A new study published has found that men are more likely to suffer problems with memory and thinking as they age compared with women.
According to a team of scientists in the US, rates of mild cognitive impairment in men were found to be around 1.5 times higher than in women.
Mild cognitive impairment, which can often be associated with Alzheimer’s later in life, is the level of mental decline beyond that which can be explained by normal ageing.
Around 2,000 people in Minnesota aged between 70 and 89, were given a number of memory and thinking skills tests.
And researchers found that almost 14% of participants had mild cognitive impairment.
Around three quarters (76%) were found to have normal mental faculties, while the remaining 10% were suffering with dementia.
A total of 19% of men had mild cognitive impairment compared with 14% of women.
Lead researcher Dr Ronald Petersen, from the Mayo Clinic in Rochester, Minnesota, said: “If these results are confirmed in other studies, it may suggest that factors related to gender play a role in the disease.
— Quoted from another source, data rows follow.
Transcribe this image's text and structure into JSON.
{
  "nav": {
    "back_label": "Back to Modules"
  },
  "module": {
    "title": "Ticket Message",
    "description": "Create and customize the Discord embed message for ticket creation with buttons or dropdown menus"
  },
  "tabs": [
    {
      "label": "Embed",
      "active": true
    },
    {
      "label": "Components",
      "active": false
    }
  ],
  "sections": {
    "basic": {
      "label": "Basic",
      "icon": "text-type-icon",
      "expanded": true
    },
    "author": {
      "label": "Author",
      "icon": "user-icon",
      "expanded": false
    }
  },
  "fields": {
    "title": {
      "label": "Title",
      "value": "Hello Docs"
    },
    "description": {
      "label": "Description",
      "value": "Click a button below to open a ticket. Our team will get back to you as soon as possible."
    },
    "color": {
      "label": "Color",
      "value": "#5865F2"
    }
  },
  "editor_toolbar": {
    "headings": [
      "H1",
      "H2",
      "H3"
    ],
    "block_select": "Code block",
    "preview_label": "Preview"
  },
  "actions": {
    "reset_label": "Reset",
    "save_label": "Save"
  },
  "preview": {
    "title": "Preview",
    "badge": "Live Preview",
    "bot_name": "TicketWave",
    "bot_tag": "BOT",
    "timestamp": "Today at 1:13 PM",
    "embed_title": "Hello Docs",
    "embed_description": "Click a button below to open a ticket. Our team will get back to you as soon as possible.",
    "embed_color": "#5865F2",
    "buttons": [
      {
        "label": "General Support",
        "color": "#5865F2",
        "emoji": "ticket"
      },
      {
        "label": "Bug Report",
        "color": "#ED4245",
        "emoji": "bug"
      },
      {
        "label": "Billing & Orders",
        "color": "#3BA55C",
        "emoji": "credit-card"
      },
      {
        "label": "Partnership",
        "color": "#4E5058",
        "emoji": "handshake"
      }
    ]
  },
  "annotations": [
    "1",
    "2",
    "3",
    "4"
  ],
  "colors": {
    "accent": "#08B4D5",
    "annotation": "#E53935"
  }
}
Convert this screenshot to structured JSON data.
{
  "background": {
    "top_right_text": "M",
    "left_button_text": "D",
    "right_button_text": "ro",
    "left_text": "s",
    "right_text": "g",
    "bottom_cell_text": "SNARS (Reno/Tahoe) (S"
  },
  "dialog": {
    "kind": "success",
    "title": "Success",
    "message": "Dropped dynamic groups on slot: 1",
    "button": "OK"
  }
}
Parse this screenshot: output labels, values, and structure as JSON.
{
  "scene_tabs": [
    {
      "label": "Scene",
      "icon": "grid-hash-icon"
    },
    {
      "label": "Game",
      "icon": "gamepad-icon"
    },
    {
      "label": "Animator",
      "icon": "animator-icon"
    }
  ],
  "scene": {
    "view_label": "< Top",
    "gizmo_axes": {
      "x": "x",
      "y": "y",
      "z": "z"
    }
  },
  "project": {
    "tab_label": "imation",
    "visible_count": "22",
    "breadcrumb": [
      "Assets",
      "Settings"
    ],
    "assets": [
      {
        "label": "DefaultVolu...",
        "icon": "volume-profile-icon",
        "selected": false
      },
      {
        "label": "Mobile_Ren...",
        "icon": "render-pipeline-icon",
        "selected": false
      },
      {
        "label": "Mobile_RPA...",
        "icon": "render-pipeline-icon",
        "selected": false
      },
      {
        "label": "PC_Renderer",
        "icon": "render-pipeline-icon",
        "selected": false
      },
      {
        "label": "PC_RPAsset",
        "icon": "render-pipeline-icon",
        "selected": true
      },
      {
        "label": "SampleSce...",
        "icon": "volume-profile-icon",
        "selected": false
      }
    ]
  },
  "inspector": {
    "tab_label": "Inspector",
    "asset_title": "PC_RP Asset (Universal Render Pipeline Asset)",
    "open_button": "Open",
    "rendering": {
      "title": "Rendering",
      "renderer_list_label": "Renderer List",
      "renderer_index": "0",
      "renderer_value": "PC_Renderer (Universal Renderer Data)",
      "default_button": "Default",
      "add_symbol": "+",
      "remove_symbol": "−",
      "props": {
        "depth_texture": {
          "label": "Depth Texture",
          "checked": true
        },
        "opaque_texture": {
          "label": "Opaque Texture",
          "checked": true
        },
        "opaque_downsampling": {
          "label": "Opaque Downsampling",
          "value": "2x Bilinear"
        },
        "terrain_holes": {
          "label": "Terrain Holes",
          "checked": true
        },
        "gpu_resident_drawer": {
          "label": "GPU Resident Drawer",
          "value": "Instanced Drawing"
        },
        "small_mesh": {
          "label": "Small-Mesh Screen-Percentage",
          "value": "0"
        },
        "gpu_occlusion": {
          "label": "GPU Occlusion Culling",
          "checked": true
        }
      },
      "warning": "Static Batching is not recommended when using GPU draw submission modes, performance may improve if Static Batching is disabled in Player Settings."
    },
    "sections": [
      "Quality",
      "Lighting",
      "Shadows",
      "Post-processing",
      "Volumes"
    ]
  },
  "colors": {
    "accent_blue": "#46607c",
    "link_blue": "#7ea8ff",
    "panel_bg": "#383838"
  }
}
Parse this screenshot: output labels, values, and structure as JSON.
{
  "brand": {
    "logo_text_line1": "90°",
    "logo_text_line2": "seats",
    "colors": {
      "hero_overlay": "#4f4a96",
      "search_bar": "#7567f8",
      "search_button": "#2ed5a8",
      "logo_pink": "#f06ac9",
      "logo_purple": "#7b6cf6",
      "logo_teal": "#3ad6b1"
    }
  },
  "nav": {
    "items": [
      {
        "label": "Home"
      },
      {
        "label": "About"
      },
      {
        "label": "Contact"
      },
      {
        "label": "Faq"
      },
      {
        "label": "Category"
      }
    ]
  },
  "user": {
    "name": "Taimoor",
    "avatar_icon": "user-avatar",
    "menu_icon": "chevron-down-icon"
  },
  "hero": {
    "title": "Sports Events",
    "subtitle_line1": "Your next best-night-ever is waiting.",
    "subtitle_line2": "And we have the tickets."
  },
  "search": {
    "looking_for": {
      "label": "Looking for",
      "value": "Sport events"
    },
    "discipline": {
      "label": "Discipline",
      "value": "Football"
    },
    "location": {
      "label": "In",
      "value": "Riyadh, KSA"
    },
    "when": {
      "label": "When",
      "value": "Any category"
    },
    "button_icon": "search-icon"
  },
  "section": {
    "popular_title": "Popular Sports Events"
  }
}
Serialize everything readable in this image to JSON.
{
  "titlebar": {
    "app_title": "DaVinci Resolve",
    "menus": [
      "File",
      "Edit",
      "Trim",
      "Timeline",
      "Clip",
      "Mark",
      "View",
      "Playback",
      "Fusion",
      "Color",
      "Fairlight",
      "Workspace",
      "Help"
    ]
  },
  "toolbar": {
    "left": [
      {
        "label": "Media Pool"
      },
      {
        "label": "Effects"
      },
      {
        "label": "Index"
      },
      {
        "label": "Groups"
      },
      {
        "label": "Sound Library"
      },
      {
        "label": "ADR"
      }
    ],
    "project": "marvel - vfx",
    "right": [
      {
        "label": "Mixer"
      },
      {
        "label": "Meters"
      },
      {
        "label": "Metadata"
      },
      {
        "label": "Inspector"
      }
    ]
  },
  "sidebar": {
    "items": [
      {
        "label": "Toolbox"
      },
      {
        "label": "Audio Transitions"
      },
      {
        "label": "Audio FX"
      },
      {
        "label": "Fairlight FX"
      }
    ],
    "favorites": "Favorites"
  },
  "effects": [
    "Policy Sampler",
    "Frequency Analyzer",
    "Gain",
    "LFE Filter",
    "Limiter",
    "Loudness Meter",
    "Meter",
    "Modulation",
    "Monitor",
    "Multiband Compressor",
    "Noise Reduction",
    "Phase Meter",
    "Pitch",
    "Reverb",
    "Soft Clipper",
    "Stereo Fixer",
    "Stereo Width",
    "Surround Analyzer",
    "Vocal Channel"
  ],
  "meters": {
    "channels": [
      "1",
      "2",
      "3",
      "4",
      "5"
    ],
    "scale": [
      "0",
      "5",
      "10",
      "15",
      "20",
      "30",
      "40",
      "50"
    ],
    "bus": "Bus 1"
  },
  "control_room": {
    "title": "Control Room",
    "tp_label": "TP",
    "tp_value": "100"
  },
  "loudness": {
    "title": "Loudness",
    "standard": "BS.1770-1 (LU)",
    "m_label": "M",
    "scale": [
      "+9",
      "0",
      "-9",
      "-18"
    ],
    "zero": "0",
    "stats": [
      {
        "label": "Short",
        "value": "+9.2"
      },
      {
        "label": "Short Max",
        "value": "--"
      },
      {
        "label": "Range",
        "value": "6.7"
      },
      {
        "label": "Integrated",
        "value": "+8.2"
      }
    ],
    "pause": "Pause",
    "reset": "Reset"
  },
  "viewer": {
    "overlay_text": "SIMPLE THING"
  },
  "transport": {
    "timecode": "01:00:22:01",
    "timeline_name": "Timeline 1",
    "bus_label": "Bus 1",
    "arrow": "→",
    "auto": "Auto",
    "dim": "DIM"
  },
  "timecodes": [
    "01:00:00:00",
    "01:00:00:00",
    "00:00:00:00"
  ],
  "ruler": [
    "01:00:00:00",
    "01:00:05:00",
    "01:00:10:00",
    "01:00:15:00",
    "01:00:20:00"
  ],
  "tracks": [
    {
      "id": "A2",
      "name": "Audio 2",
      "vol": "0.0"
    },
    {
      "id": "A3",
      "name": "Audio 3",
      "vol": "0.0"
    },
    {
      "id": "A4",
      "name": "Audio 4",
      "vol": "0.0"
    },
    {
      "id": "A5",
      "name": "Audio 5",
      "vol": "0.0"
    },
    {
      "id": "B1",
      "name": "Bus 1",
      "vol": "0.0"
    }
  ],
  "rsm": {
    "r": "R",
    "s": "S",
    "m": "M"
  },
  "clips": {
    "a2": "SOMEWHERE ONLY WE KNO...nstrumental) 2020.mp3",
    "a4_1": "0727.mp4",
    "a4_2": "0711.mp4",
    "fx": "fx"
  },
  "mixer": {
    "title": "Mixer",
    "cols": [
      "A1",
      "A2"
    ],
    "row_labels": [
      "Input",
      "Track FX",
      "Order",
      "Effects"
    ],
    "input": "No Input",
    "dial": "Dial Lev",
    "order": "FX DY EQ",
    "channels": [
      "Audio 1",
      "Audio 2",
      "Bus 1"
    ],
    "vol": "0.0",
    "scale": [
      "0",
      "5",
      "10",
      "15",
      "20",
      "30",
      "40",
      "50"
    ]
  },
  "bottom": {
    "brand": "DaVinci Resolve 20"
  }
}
For example, men may experience cognitive decline earlier in life but more gradually, whereas women may transition from normal memory directly to dementia at a later age but more quickly.”
Combined rates of mild cognitive impairment and dementia at 22% highlighted the public health impact of these conditions, said the researchers writing in the journal Neurology.
People in the study who had a low level of education or were never married also had higher rates of MCI.
<http://www.neurology.org/cgi/content/abstract/75/10/889> (Neurology, doi: 2010;75:889-897)